Repeat the listing in full. Nothing may be added or left out.
--------
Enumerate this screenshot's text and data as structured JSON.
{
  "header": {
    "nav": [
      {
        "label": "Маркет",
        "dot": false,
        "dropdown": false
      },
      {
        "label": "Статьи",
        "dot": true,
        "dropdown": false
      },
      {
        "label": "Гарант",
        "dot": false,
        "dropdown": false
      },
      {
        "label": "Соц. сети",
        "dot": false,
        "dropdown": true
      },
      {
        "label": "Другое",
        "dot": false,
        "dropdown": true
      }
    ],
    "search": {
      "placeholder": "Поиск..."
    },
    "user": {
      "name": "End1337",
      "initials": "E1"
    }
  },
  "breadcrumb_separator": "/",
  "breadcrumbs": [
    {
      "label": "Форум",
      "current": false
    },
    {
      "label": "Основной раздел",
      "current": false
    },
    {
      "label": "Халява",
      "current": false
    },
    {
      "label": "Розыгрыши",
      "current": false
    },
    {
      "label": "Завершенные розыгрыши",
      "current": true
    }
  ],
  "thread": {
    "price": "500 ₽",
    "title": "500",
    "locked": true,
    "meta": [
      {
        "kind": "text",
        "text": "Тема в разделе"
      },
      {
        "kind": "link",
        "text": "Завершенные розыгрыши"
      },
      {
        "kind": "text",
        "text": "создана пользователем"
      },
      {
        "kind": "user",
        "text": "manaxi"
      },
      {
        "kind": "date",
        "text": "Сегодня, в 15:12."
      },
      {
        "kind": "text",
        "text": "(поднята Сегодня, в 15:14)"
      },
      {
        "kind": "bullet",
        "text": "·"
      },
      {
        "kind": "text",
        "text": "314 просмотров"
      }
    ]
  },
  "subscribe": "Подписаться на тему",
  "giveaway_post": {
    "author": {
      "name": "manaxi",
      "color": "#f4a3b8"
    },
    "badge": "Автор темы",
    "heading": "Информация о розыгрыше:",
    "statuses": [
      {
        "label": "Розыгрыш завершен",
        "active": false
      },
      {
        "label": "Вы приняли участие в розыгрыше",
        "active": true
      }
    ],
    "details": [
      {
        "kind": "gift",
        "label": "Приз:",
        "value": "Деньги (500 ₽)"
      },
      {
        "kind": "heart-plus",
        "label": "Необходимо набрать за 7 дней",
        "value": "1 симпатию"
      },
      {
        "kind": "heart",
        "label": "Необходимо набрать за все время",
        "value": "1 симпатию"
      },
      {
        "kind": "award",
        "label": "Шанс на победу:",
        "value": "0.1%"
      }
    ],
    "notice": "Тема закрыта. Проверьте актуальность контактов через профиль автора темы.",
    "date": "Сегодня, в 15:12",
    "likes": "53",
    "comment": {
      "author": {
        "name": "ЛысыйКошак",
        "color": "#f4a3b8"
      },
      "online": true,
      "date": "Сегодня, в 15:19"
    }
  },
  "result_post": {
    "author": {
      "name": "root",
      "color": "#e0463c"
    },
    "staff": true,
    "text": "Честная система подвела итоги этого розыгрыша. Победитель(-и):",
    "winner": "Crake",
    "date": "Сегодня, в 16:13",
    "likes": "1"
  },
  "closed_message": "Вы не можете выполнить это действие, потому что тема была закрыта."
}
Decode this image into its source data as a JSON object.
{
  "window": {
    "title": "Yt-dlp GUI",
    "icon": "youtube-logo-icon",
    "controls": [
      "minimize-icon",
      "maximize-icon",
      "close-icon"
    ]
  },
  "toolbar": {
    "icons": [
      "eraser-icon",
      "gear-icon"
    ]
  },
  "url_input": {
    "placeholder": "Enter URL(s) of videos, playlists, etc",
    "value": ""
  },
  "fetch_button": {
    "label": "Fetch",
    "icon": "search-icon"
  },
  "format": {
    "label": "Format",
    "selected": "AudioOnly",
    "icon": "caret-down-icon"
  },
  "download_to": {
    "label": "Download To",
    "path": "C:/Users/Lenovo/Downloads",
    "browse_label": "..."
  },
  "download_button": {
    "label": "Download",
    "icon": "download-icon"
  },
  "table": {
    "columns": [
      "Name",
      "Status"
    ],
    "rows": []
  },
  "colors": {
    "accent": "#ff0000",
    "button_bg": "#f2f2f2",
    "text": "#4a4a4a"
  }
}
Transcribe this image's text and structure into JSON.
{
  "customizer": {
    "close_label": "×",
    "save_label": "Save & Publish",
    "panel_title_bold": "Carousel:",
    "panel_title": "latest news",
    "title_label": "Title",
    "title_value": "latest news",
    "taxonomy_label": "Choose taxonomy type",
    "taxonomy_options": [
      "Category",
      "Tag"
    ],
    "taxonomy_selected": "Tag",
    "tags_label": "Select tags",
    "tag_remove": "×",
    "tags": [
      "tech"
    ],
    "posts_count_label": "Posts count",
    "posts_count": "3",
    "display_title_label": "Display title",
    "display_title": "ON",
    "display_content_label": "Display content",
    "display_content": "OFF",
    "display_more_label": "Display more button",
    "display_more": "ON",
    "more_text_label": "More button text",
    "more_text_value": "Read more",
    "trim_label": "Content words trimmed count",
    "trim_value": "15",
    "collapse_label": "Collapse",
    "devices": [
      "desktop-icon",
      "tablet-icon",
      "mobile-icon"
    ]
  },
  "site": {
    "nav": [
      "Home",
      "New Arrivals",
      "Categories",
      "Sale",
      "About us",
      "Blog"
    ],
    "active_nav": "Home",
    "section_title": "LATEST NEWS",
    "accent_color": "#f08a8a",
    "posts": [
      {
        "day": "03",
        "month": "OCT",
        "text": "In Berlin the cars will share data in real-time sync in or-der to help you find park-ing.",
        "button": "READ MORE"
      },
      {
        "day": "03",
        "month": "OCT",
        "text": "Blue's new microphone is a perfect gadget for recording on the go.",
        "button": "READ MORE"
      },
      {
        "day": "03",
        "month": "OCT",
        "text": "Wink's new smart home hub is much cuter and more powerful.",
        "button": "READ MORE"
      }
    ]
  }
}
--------
» **OUTPUT OF THE EXERCISE**:
Enumerate this screenshot's text and data as structured JSON.
{
  "header": {
    "nav": [
      {
        "label": "Маркет",
        "dot": false,
        "dropdown": false
      },
      {
        "label": "Статьи",
        "dot": true,
        "dropdown": false
      },
      {
        "label": "Гарант",
        "dot": false,
        "dropdown": false
      },
      {
        "label": "Соц. сети",
        "dot": false,
        "dropdown": true
      },
      {
        "label": "Другое",
        "dot": false,
        "dropdown": true
      }
    ],
    "search": {
      "placeholder": "Поиск..."
    },
    "user": {
      "name": "End1337",
      "initials": "E1"
    }
  },
  "breadcrumb_separator": "/",
  "breadcrumbs": [
    {
      "label": "Форум",
      "current": false
    },
    {
      "label": "Основной раздел",
      "current": false
    },
    {
      "label": "Халява",
      "current": false
    },
    {
      "label": "Розыгрыши",
      "current": false
    },
    {
      "label": "Завершенные розыгрыши",
      "current": true
    }
  ],
  "thread": {
    "price": "500 ₽",
    "title": "500",
    "locked": true,
    "meta": [
      {
        "kind": "text",
        "text": "Тема в разделе"
      },
      {
        "kind": "link",
        "text": "Завершенные розыгрыши"
      },
      {
        "kind": "text",
        "text": "создана пользователем"
      },
      {
        "kind": "user",
        "text": "manaxi"
      },
      {
        "kind": "date",
        "text": "Сегодня, в 15:12."
      },
      {
        "kind": "text",
        "text": "(поднята Сегодня, в 15:14)"
      },
      {
        "kind": "bullet",
        "text": "·"
      },
      {
        "kind": "text",
        "text": "314 просмотров"
      }
    ]
  },
  "subscribe": "Подписаться на тему",
  "giveaway_post": {
    "author": {
      "name": "manaxi",
      "color": "#f4a3b8"
    },
    "badge": "Автор темы",
    "heading": "Информация о розыгрыше:",
    "statuses": [
      {
        "label": "Розыгрыш завершен",
        "active": false
      },
      {
        "label": "Вы приняли участие в розыгрыше",
        "active": true
      }
    ],
    "details": [
      {
        "kind": "gift",
        "label": "Приз:",
        "value": "Деньги (500 ₽)"
      },
      {
        "kind": "heart-plus",
        "label": "Необходимо набрать за 7 дней",
        "value": "1 симпатию"
      },
      {
        "kind": "heart",
        "label": "Необходимо набрать за все время",
        "value": "1 симпатию"
      },
      {
        "kind": "award",
        "label": "Шанс на победу:",
        "value": "0.1%"
      }
    ],
    "notice": "Тема закрыта. Проверьте актуальность контактов через профиль автора темы.",
    "date": "Сегодня, в 15:12",
    "likes": "53",
    "comment": {
      "author": {
        "name": "ЛысыйКошак",
        "color": "#f4a3b8"
      },
      "online": true,
      "date": "Сегодня, в 15:19"
    }
  },
  "result_post": {
    "author": {
      "name": "root",
      "color": "#e0463c"
    },
    "staff": true,
    "text": "Честная система подвела итоги этого розыгрыша. Победитель(-и):",
    "winner": "Crake",
    "date": "Сегодня, в 16:13",
    "likes": "1"
  },
  "closed_message": "Вы не можете выполнить это действие, потому что тема была закрыта."
}
Decode this image into its source data as a JSON object.
{
  "window": {
    "title": "Yt-dlp GUI",
    "icon": "youtube-logo-icon",
    "controls": [
      "minimize-icon",
      "maximize-icon",
      "close-icon"
    ]
  },
  "toolbar": {
    "icons": [
      "eraser-icon",
      "gear-icon"
    ]
  },
  "url_input": {
    "placeholder": "Enter URL(s) of videos, playlists, etc",
    "value": ""
  },
  "fetch_button": {
    "label": "Fetch",
    "icon": "search-icon"
  },
  "format": {
    "label": "Format",
    "selected": "AudioOnly",
    "icon": "caret-down-icon"
  },
  "download_to": {
    "label": "Download To",
    "path": "C:/Users/Lenovo/Downloads",
    "browse_label": "..."
  },
  "download_button": {
    "label": "Download",
    "icon": "download-icon"
  },
  "table": {
    "columns": [
      "Name",
      "Status"
    ],
    "rows": []
  },
  "colors": {
    "accent": "#ff0000",
    "button_bg": "#f2f2f2",
    "text": "#4a4a4a"
  }
}
Transcribe this image's text and structure into JSON.
{
  "customizer": {
    "close_label": "×",
    "save_label": "Save & Publish",
    "panel_title_bold": "Carousel:",
    "panel_title": "latest news",
    "title_label": "Title",
    "title_value": "latest news",
    "taxonomy_label": "Choose taxonomy type",
    "taxonomy_options": [
      "Category",
      "Tag"
    ],
    "taxonomy_selected": "Tag",
    "tags_label": "Select tags",
    "tag_remove": "×",
    "tags": [
      "tech"
    ],
    "posts_count_label": "Posts count",
    "posts_count": "3",
    "display_title_label": "Display title",
    "display_title": "ON",
    "display_content_label": "Display content",
    "display_content": "OFF",
    "display_more_label": "Display more button",
    "display_more": "ON",
    "more_text_label": "More button text",
    "more_text_value": "Read more",
    "trim_label": "Content words trimmed count",
    "trim_value": "15",
    "collapse_label": "Collapse",
    "devices": [
      "desktop-icon",
      "tablet-icon",
      "mobile-icon"
    ]
  },
  "site": {
    "nav": [
      "Home",
      "New Arrivals",
      "Categories",
      "Sale",
      "About us",
      "Blog"
    ],
    "active_nav": "Home",
    "section_title": "LATEST NEWS",
    "accent_color": "#f08a8a",
    "posts": [
      {
        "day": "03",
        "month": "OCT",
        "text": "In Berlin the cars will share data in real-time sync in or-der to help you find park-ing.",
        "button": "READ MORE"
      },
      {
        "day": "03",
        "month": "OCT",
        "text": "Blue's new microphone is a perfect gadget for recording on the go.",
        "button": "READ MORE"
      },
      {
        "day": "03",
        "month": "OCT",
        "text": "Wink's new smart home hub is much cuter and more powerful.",
        "button": "READ MORE"
      }
    ]
  }
}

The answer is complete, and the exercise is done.